Due to the amount of questions we receive, we are unable to answer
all of them individually. We will answer as many as possible in this
column. All submissions are subject to editorial review and may be edited
or abbreviated to conform with space allocation, and other publishing
guidelines. Unless noted in writing, by sending your submissions, you
grant layover.com nonreversible permission to edit, reproduce,
distribute, and publish your submission to meet guidelines or formats
for publishing. Layover.com, Inc. reserves the right to not publish
any submissions at their discretion.
Due to the amount of questions we receive, we are unable to answer all of them individually. We will answer as many as possible in this column.

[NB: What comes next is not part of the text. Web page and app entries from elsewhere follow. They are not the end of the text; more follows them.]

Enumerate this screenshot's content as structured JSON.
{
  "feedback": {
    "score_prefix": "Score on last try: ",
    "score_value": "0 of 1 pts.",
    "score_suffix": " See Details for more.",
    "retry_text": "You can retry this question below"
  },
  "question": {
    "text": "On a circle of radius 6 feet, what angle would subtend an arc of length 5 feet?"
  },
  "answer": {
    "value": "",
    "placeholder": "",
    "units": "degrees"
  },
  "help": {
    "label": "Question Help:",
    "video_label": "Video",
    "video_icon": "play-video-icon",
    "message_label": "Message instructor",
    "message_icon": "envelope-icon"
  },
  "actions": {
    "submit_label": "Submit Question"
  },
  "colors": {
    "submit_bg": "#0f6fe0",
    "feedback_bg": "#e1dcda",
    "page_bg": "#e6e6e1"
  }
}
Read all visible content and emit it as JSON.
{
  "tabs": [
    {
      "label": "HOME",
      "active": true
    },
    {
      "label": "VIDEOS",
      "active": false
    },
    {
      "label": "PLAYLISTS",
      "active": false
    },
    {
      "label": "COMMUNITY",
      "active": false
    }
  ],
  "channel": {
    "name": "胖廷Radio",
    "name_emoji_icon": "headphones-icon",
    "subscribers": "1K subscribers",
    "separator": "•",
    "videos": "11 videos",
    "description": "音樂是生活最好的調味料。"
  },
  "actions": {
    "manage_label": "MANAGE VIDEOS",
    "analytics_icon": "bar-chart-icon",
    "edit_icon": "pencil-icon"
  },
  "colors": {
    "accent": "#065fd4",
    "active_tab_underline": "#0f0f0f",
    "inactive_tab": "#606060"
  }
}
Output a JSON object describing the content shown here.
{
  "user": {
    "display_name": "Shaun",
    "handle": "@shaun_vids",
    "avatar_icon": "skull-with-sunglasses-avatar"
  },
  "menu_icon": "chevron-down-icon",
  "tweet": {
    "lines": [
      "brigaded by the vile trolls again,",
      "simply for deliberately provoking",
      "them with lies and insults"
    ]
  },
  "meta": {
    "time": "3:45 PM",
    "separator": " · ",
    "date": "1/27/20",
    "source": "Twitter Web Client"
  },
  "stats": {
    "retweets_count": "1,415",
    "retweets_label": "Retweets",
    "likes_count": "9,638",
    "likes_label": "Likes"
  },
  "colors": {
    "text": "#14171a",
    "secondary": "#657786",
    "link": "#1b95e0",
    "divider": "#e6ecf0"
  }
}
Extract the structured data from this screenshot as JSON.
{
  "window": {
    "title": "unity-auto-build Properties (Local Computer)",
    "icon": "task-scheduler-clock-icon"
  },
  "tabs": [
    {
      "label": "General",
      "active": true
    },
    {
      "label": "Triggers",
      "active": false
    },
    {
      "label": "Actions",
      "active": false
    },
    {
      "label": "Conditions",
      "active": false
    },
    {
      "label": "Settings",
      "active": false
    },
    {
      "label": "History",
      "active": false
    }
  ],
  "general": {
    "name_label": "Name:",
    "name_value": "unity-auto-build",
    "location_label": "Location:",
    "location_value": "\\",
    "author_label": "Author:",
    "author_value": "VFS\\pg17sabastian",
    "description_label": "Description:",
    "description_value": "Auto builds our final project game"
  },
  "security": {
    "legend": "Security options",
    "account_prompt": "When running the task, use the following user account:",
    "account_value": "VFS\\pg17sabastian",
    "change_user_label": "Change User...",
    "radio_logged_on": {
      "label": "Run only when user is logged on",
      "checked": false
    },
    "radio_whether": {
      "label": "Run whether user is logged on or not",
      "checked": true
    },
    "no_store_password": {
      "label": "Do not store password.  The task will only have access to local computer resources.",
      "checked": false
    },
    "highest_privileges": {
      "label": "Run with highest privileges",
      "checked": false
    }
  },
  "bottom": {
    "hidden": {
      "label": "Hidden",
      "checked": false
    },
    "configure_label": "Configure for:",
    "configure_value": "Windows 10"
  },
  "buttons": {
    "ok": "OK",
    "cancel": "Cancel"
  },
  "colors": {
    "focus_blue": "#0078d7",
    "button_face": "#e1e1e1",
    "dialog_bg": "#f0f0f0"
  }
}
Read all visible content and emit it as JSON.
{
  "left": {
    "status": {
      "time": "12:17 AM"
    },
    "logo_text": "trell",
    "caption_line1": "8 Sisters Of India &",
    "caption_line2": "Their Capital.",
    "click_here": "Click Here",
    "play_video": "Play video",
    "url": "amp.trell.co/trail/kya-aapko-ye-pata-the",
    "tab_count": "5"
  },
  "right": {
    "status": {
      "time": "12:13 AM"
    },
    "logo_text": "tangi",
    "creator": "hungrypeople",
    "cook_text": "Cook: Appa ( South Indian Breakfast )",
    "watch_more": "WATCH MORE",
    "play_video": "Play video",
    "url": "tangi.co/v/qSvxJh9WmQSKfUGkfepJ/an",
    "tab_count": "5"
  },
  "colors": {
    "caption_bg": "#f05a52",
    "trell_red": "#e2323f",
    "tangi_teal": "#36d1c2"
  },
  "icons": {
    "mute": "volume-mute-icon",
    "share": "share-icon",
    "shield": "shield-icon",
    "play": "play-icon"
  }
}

All submissions are subject to editorial review and may be edited or abbreviated to conform with space allocation, and other publishing guidelines. Unless noted in writing, by sending your submissions, you grant layover.com nonreversible permission to edit, reproduce, distribute, and publish your submission to meet guidelines or formats for publishing. Layover.com, Inc. reserves the right to not publish any submissions at their discretion.